The history of the Museum
The Archaeological Museum of Pithecusae (the Latin name for Ischia, Pithekoussai in Greek) was founded with a mission: to display the finds from the excavations carried out in the oldest Greek settlement in the western Mediterranean, situated in the present-day municipality of Lacco Ameno. The excavations, which were begun in the 1950s by Giorgio Buchner, an archaeologist of international fame, revolutionised existing ideas about the beginnings of Greek colonisation in southern Italy.
The extraordinary finds discovered in the settlement, founded in the eighth century BC (c.770-750 BC) by Greeks from the island of Euboea, provide evidence for the trade networks that existed at the time between the eastern and western Mediterranean involving the Near East, Greece, Africa, Etruria, and Sardinia.

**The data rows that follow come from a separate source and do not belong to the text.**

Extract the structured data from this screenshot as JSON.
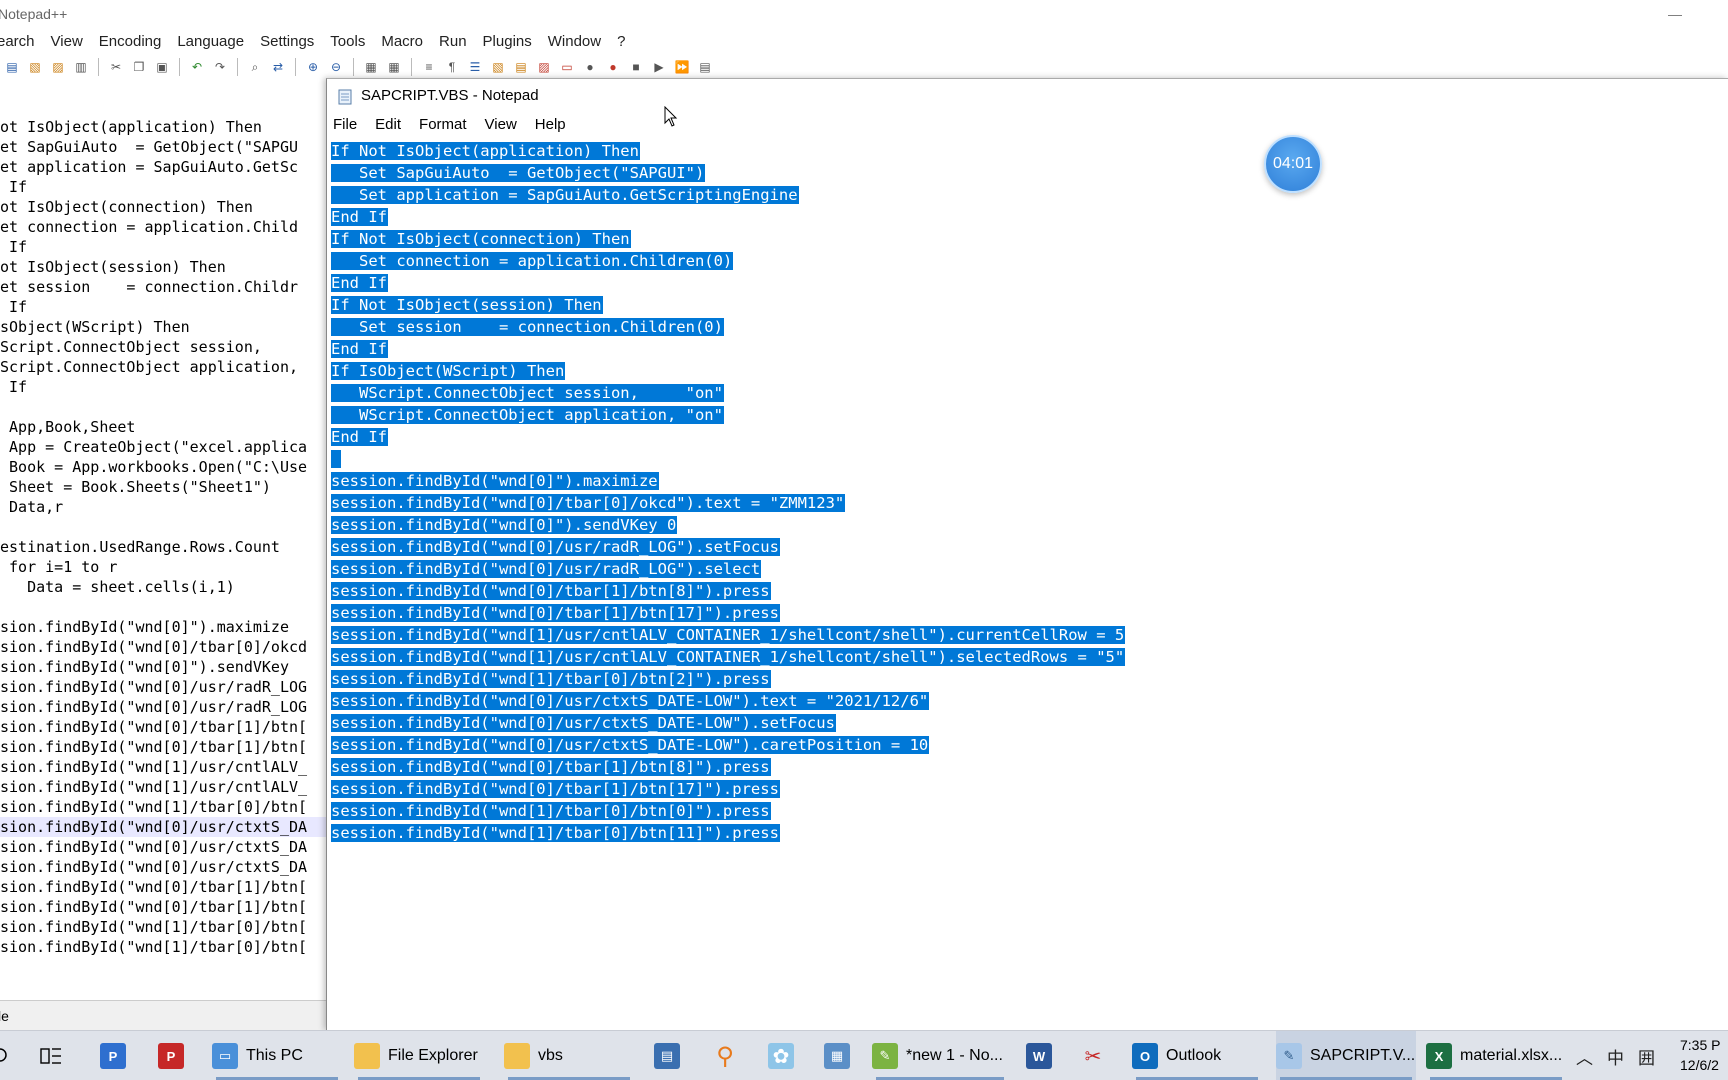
{
  "npp": {
    "title": "Notepad++",
    "minimize_glyph": "—",
    "menu": [
      "earch",
      "View",
      "Encoding",
      "Language",
      "Settings",
      "Tools",
      "Macro",
      "Run",
      "Plugins",
      "Window",
      "?"
    ],
    "code_lines": [
      "ot IsObject(application) Then",
      "et SapGuiAuto  = GetObject(\"SAPGU",
      "et application = SapGuiAuto.GetSc",
      " If",
      "ot IsObject(connection) Then",
      "et connection = application.Child",
      " If",
      "ot IsObject(session) Then",
      "et session    = connection.Childr",
      " If",
      "sObject(WScript) Then",
      "Script.ConnectObject session,    ",
      "Script.ConnectObject application,",
      " If",
      "",
      " App,Book,Sheet",
      " App = CreateObject(\"excel.applica",
      " Book = App.workbooks.Open(\"C:\\Use",
      " Sheet = Book.Sheets(\"Sheet1\")",
      " Data,r",
      "",
      "estination.UsedRange.Rows.Count",
      " for i=1 to r",
      "   Data = sheet.cells(i,1)",
      "",
      "sion.findById(\"wnd[0]\").maximize",
      "sion.findById(\"wnd[0]/tbar[0]/okcd",
      "sion.findById(\"wnd[0]\").sendVKey ",
      "sion.findById(\"wnd[0]/usr/radR_LOG",
      "sion.findById(\"wnd[0]/usr/radR_LOG",
      "sion.findById(\"wnd[0]/tbar[1]/btn[",
      "sion.findById(\"wnd[0]/tbar[1]/btn[",
      "sion.findById(\"wnd[1]/usr/cntlALV_",
      "sion.findById(\"wnd[1]/usr/cntlALV_",
      "sion.findById(\"wnd[1]/tbar[0]/btn[",
      "sion.findById(\"wnd[0]/usr/ctxtS_DA",
      "sion.findById(\"wnd[0]/usr/ctxtS_DA",
      "sion.findById(\"wnd[0]/usr/ctxtS_DA",
      "sion.findById(\"wnd[0]/tbar[1]/btn[",
      "sion.findById(\"wnd[0]/tbar[1]/btn[",
      "sion.findById(\"wnd[1]/tbar[0]/btn[",
      "sion.findById(\"wnd[1]/tbar[0]/btn["
    ],
    "current_line_index": 35,
    "status_text": "le"
  },
  "notepad": {
    "title": "SAPCRIPT.VBS - Notepad",
    "menu": [
      "File",
      "Edit",
      "Format",
      "View",
      "Help"
    ],
    "lines": [
      "If Not IsObject(application) Then",
      "   Set SapGuiAuto  = GetObject(\"SAPGUI\")",
      "   Set application = SapGuiAuto.GetScriptingEngine",
      "End If",
      "If Not IsObject(connection) Then",
      "   Set connection = application.Children(0)",
      "End If",
      "If Not IsObject(session) Then",
      "   Set session    = connection.Children(0)",
      "End If",
      "If IsObject(WScript) Then",
      "   WScript.ConnectObject session,     \"on\"",
      "   WScript.ConnectObject application, \"on\"",
      "End If",
      "",
      "session.findById(\"wnd[0]\").maximize",
      "session.findById(\"wnd[0]/tbar[0]/okcd\").text = \"ZMM123\"",
      "session.findById(\"wnd[0]\").sendVKey 0",
      "session.findById(\"wnd[0]/usr/radR_LOG\").setFocus",
      "session.findById(\"wnd[0]/usr/radR_LOG\").select",
      "session.findById(\"wnd[0]/tbar[1]/btn[8]\").press",
      "session.findById(\"wnd[0]/tbar[1]/btn[17]\").press",
      "session.findById(\"wnd[1]/usr/cntlALV_CONTAINER_1/shellcont/shell\").currentCellRow = 5",
      "session.findById(\"wnd[1]/usr/cntlALV_CONTAINER_1/shellcont/shell\").selectedRows = \"5\"",
      "session.findById(\"wnd[1]/tbar[0]/btn[2]\").press",
      "session.findById(\"wnd[0]/usr/ctxtS_DATE-LOW\").text = \"2021/12/6\"",
      "session.findById(\"wnd[0]/usr/ctxtS_DATE-LOW\").setFocus",
      "session.findById(\"wnd[0]/usr/ctxtS_DATE-LOW\").caretPosition = 10",
      "session.findById(\"wnd[0]/tbar[1]/btn[8]\").press",
      "session.findById(\"wnd[0]/tbar[1]/btn[17]\").press",
      "session.findById(\"wnd[1]/tbar[0]/btn[0]\").press",
      "session.findById(\"wnd[1]/tbar[0]/btn[11]\").press"
    ],
    "selection_color": "#0078d7"
  },
  "timer": {
    "text": "04:01"
  },
  "taskbar": {
    "items": [
      {
        "label": "This PC"
      },
      {
        "label": "File Explorer"
      },
      {
        "label": "vbs"
      },
      {
        "label": "*new 1 - No..."
      },
      {
        "label": "Outlook"
      },
      {
        "label": "SAPCRIPT.V..."
      },
      {
        "label": "material.xlsx..."
      }
    ],
    "tray_ime": "中",
    "tray_grid": "囲",
    "time": "7:35 P",
    "date": "12/6/2"
  }
}
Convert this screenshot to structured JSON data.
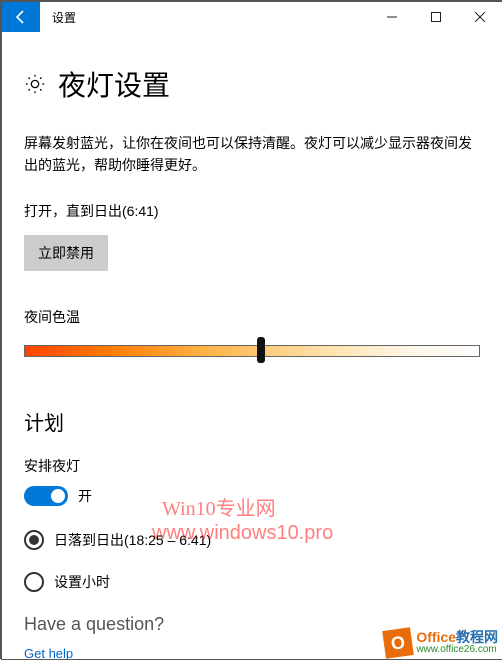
{
  "titlebar": {
    "title": "设置"
  },
  "page": {
    "heading": "夜灯设置",
    "description": "屏幕发射蓝光，让你在夜间也可以保持清醒。夜灯可以减少显示器夜间发出的蓝光，帮助你睡得更好。",
    "status": "打开，直到日出(6:41)",
    "disable_now": "立即禁用",
    "color_temp_label": "夜间色温",
    "slider_percent": 52
  },
  "schedule": {
    "heading": "计划",
    "label": "安排夜灯",
    "toggle_label": "开",
    "toggle_on": true,
    "option_sunset": "日落到日出(18:25 – 6:41)",
    "option_hours": "设置小时",
    "selected": "sunset"
  },
  "footer": {
    "heading": "Have a question?",
    "link": "Get help"
  },
  "watermark": {
    "line1": "Win10专业网",
    "line2": "www.windows10.pro"
  },
  "corner": {
    "badge": "O",
    "brand1a": "Office",
    "brand1b": "教程网",
    "url": "www.office26.com"
  }
}
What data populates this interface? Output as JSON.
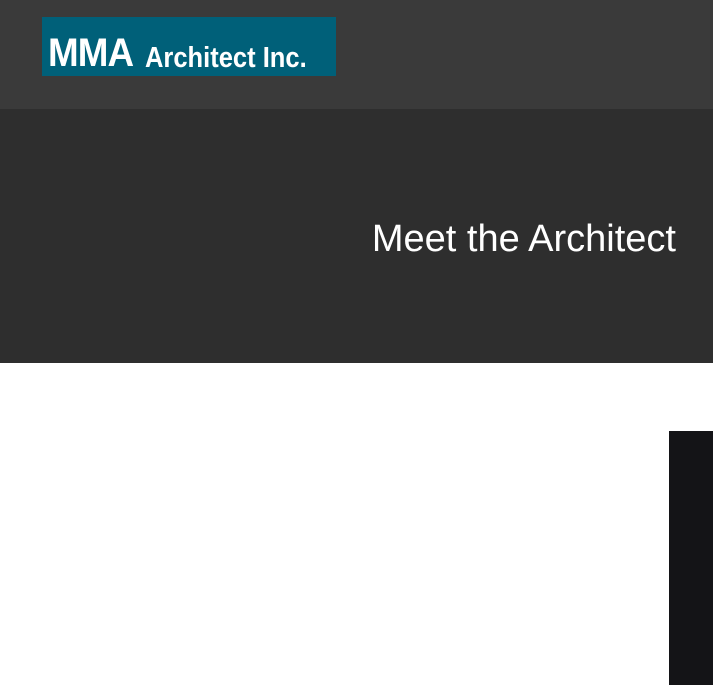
{
  "header": {
    "logo": {
      "mark": "MMA",
      "text": "Architect Inc.",
      "background_color": "#006079"
    },
    "background_color": "#3a3a3a"
  },
  "hero": {
    "title": "Meet the Architect",
    "background_color": "#2e2e2e"
  },
  "content": {
    "side_panel_color": "#141417"
  }
}
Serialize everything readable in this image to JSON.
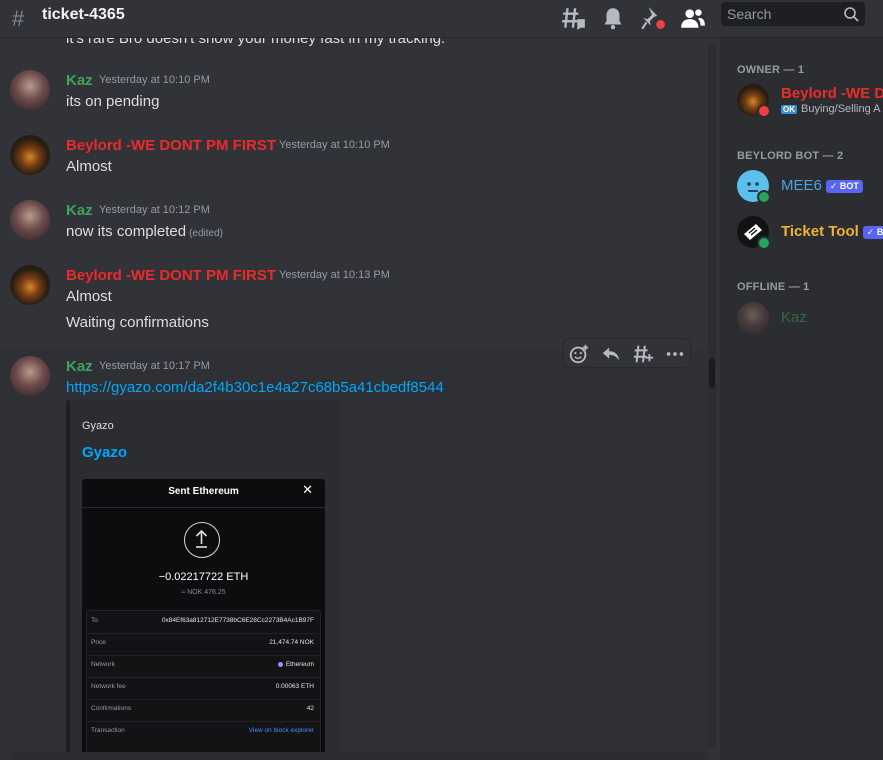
{
  "channel": {
    "name": "ticket-4365"
  },
  "search": {
    "placeholder": "Search"
  },
  "messages": [
    {
      "text": "it's rare Bro doesn't show your money fast in my tracking."
    },
    {
      "author": "Kaz",
      "time": "Yesterday at 10:10 PM",
      "text": "its on pending"
    },
    {
      "author": "Beylord  -WE DONT PM FIRST",
      "time": "Yesterday at 10:10 PM",
      "text": "Almost"
    },
    {
      "author": "Kaz",
      "time": "Yesterday at 10:12 PM",
      "text": "now its completed",
      "edited": "(edited)"
    },
    {
      "author": "Beylord  -WE DONT PM FIRST",
      "time": "Yesterday at 10:13 PM",
      "text": "Almost",
      "text2": "Waiting confirmations"
    },
    {
      "author": "Kaz",
      "time": "Yesterday at 10:17 PM",
      "link": "https://gyazo.com/da2f4b30c1e4a27c68b5a41cbedf8544"
    }
  ],
  "embed": {
    "provider": "Gyazo",
    "title": "Gyazo",
    "screenshot": {
      "title": "Sent Ethereum",
      "close": "✕",
      "amount": "−0.02217722 ETH",
      "fiat": "≈ NOK 476.25",
      "rows": [
        {
          "label": "To",
          "value": "0x84Ef63a812712E7738bC6E28Cc2273B4Ac1B97F"
        },
        {
          "label": "Price",
          "value": "21,474.74 NOK"
        },
        {
          "label": "Network",
          "value": "Ethereum"
        },
        {
          "label": "Network fee",
          "value": "0.00063 ETH"
        },
        {
          "label": "Confirmations",
          "value": "42"
        },
        {
          "label": "Transaction",
          "value": "View on block explorer"
        }
      ]
    }
  },
  "members": {
    "owner_header": "OWNER — 1",
    "owner": {
      "name": "Beylord -WE DO",
      "status": "Buying/Selling A",
      "status_badge": "OK"
    },
    "bot_header": "BEYLORD BOT — 2",
    "bots": [
      {
        "name": "MEE6",
        "badge": "✓ BOT"
      },
      {
        "name": "Ticket Tool",
        "badge": "✓ BO"
      }
    ],
    "offline_header": "OFFLINE — 1",
    "offline": [
      {
        "name": "Kaz"
      }
    ]
  },
  "colors": {
    "kaz": "#3ba55c",
    "beylord": "#ed2a2a",
    "mee6": "#4aa3e0",
    "ticket_tool": "#f0b232",
    "link": "#00a8fc"
  }
}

Pithecusae was one of the most important ports of call on account of its geographical position.
Many celebrated vases come from the necropolis such as the locally made “shipwreck krater”, decorated with an exceptional figurative scene, or the famous “Nestor’s Cup” made in northern Ionia, on which several verses in the Euboean alphabet were incised, alluding to the famous cup belonging to Nestor described in the Iliad.
The museum was opened in 1999 by the Archaeological Superintendency for Naples and Caserta (Soprintendenza Archeologica per le province di Napoli e Caserta) and the Council of Lacco Ameno which bought the eighteenth-century Villa Arbusto, which had belonged to the entrepreneur A. Rizzoli, for this very purpose. The complex is situated in a breathtaking setting with panoramic views on the hill overlooking piazza Santa Restituta, opposite the promontory of Monte di Vico which was the site of the acropolis of Pithecusae. Close by, in the Mazzola area, lies the archaeological site of the craft district where metalworking activities took place (second half of the eighth-seventh century BC).
The museum has a section devoted to geology and volcanic phenomena which, from antiquity to the present, have always affected life on the island: the museum tour includes displays of artefacts that tell the story of the occupation phases prior to the arrival of the Greeks, material from the necropolis of San Montano and from the areas of the settlement, and finds dating from the Archaic period to Roman times.
The layout and design of the museum was curated by Giorgio Buchner with the assistance of Costanza Gialanella, who was working at the time as an archaeologist for the Archaeological Superintendency of Naples and Caserta.